What is being asked: Scan the data below and report how many lines include the word "username". Nothing else is wanted.

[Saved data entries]
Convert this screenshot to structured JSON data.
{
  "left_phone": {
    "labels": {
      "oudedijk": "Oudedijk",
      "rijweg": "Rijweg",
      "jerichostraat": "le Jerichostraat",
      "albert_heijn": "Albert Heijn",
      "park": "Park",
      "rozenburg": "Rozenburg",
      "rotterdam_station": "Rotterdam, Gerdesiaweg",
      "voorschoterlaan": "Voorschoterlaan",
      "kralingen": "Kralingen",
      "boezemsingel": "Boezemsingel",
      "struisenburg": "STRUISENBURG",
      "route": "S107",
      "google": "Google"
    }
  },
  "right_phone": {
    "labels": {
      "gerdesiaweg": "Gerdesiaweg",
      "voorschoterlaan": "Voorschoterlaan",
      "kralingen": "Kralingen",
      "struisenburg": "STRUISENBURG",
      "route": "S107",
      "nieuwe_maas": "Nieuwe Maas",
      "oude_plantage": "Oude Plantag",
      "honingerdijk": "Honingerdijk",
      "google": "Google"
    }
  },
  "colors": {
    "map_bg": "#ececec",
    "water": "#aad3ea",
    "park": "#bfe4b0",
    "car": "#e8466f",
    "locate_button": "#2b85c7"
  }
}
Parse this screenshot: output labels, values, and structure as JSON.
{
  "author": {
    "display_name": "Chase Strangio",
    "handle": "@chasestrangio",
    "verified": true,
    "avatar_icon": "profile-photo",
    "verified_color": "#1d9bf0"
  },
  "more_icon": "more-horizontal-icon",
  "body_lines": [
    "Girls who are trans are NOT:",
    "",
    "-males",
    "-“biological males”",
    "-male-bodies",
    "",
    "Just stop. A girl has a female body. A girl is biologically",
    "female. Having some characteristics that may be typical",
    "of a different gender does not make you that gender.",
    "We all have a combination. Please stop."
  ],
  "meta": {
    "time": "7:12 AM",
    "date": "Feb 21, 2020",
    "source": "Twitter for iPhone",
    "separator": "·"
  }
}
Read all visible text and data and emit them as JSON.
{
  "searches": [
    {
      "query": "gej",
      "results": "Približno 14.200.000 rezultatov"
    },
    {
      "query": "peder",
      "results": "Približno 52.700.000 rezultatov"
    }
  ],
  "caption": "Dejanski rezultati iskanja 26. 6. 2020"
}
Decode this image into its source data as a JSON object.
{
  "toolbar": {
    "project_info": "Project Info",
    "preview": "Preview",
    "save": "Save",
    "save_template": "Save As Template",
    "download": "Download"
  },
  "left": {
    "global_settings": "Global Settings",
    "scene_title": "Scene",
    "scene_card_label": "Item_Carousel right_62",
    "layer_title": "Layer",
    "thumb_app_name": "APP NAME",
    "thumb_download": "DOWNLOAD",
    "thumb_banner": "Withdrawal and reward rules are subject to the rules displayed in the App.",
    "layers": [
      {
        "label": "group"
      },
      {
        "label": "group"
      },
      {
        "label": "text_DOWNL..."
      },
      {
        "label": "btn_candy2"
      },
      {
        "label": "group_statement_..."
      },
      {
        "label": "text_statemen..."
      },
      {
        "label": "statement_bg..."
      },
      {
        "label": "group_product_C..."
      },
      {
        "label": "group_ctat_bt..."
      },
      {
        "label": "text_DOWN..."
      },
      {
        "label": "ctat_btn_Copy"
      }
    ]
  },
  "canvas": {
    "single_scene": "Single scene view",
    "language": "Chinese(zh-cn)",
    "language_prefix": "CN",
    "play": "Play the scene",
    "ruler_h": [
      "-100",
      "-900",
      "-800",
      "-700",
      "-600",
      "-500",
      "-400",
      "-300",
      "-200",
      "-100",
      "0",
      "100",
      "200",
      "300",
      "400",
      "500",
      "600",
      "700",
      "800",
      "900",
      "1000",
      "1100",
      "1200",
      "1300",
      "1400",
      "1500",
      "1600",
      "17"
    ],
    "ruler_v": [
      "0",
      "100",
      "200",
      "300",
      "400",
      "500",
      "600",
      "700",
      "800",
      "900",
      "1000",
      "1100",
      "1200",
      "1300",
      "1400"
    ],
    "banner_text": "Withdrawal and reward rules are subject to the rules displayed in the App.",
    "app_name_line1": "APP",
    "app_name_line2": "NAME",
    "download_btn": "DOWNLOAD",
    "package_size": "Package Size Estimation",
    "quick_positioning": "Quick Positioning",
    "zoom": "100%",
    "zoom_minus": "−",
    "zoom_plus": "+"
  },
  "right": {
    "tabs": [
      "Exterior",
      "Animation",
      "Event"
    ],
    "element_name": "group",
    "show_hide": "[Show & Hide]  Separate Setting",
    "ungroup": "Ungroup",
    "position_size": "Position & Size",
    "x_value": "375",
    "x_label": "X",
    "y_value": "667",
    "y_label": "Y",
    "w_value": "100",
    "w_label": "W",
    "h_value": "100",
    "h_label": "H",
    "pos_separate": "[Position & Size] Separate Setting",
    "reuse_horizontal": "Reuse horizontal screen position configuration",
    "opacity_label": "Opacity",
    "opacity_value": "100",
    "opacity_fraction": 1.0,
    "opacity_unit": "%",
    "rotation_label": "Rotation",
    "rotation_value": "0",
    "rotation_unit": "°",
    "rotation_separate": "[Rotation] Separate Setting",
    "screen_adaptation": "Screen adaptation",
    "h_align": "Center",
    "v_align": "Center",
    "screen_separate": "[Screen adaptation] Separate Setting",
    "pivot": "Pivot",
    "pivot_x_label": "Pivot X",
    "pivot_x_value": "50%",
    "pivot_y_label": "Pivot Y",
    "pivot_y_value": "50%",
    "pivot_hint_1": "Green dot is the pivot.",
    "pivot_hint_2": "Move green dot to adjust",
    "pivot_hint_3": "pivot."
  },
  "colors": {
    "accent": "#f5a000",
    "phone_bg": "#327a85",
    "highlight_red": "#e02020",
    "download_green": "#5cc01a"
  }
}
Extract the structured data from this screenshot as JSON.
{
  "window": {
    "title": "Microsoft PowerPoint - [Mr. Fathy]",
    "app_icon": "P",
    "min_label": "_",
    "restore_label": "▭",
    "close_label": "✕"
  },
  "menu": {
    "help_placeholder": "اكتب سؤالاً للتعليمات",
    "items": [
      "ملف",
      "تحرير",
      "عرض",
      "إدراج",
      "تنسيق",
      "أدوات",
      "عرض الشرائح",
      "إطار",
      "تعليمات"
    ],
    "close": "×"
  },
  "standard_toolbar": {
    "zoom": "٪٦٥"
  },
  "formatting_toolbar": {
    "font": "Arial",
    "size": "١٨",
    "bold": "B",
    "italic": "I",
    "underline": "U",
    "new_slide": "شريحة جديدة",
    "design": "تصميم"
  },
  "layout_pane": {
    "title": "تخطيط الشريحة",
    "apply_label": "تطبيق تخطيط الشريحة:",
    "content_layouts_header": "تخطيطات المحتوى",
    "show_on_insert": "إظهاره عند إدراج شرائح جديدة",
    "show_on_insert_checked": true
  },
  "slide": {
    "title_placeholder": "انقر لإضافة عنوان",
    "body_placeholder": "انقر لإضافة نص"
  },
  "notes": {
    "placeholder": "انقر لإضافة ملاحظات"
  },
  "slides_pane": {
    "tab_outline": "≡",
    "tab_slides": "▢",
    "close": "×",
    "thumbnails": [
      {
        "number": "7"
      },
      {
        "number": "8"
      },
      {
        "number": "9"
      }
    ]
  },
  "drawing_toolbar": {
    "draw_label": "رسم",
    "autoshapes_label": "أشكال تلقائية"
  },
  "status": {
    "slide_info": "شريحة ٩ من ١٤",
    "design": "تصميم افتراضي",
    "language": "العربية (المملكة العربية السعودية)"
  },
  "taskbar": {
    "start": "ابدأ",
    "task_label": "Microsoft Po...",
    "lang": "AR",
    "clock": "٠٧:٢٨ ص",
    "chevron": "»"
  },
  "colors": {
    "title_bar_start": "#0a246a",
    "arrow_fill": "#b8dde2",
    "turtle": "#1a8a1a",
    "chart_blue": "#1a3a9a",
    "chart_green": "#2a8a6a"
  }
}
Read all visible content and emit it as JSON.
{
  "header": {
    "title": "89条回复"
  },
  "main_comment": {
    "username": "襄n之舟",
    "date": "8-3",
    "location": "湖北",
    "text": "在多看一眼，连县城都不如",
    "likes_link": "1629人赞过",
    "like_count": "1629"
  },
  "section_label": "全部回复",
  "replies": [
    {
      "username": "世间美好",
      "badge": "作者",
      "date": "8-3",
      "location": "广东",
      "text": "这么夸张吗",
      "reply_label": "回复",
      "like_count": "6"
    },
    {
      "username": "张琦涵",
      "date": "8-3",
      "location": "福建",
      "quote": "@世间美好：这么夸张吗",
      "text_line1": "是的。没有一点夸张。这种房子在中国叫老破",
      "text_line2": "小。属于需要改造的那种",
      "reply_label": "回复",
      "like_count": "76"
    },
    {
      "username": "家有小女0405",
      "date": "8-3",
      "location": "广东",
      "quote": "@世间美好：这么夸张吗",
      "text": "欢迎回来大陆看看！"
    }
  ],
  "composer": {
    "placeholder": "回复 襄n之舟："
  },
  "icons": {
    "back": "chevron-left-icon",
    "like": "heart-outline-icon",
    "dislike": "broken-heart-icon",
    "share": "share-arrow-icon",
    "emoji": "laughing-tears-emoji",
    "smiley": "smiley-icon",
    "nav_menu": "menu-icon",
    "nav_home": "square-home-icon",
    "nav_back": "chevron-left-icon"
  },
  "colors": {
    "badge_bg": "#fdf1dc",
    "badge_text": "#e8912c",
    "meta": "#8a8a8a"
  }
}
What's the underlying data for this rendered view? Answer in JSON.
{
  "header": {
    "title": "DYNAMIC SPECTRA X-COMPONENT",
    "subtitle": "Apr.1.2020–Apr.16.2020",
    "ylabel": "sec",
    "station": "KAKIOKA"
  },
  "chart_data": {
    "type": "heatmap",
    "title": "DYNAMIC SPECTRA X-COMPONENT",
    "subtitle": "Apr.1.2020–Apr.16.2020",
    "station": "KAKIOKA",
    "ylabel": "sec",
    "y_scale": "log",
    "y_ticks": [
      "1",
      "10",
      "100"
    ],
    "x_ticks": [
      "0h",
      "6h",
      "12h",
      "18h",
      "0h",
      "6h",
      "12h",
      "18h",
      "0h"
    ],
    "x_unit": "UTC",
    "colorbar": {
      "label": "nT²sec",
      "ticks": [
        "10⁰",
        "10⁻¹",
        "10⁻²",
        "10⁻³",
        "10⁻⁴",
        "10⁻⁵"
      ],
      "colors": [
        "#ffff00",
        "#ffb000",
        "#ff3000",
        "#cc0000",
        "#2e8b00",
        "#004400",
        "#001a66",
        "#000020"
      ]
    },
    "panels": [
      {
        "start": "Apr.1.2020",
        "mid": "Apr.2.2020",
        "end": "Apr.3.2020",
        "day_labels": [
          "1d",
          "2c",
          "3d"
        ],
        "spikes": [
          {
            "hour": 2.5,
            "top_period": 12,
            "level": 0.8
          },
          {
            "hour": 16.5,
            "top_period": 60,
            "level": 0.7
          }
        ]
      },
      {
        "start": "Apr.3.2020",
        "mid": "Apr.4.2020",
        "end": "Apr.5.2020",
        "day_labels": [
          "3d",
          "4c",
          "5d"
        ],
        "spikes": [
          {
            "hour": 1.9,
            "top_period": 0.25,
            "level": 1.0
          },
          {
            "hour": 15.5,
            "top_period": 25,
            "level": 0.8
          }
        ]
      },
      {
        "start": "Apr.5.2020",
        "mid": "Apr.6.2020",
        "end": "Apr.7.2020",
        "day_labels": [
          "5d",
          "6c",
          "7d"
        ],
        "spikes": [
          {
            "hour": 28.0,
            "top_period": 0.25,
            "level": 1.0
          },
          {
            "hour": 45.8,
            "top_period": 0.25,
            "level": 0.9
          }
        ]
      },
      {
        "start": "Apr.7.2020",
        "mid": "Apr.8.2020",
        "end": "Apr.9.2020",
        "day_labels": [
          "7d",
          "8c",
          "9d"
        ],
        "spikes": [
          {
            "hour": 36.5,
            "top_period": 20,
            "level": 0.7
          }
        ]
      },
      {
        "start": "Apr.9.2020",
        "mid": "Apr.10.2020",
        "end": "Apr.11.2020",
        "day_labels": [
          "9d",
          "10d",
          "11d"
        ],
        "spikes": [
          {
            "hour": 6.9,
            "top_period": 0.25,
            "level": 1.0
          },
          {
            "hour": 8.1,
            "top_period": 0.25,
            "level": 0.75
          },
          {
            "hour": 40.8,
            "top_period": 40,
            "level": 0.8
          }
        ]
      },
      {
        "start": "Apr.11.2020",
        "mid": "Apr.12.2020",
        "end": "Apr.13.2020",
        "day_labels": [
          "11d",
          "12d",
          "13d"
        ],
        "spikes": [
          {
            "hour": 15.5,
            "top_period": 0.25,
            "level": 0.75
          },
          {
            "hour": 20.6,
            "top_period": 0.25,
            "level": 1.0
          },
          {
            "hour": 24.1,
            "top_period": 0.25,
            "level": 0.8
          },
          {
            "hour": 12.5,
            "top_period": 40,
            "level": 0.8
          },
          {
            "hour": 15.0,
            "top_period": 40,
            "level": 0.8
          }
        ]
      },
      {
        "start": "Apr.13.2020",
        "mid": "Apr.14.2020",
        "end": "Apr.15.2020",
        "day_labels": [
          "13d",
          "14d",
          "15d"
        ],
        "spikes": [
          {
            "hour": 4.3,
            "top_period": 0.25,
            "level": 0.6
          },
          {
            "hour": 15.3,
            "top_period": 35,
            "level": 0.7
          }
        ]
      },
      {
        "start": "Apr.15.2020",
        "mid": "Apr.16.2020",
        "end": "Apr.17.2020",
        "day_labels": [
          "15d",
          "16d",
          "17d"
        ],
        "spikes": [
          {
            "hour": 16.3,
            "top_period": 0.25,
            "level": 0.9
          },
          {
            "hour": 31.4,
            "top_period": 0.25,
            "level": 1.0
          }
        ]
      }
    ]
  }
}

Result below: 4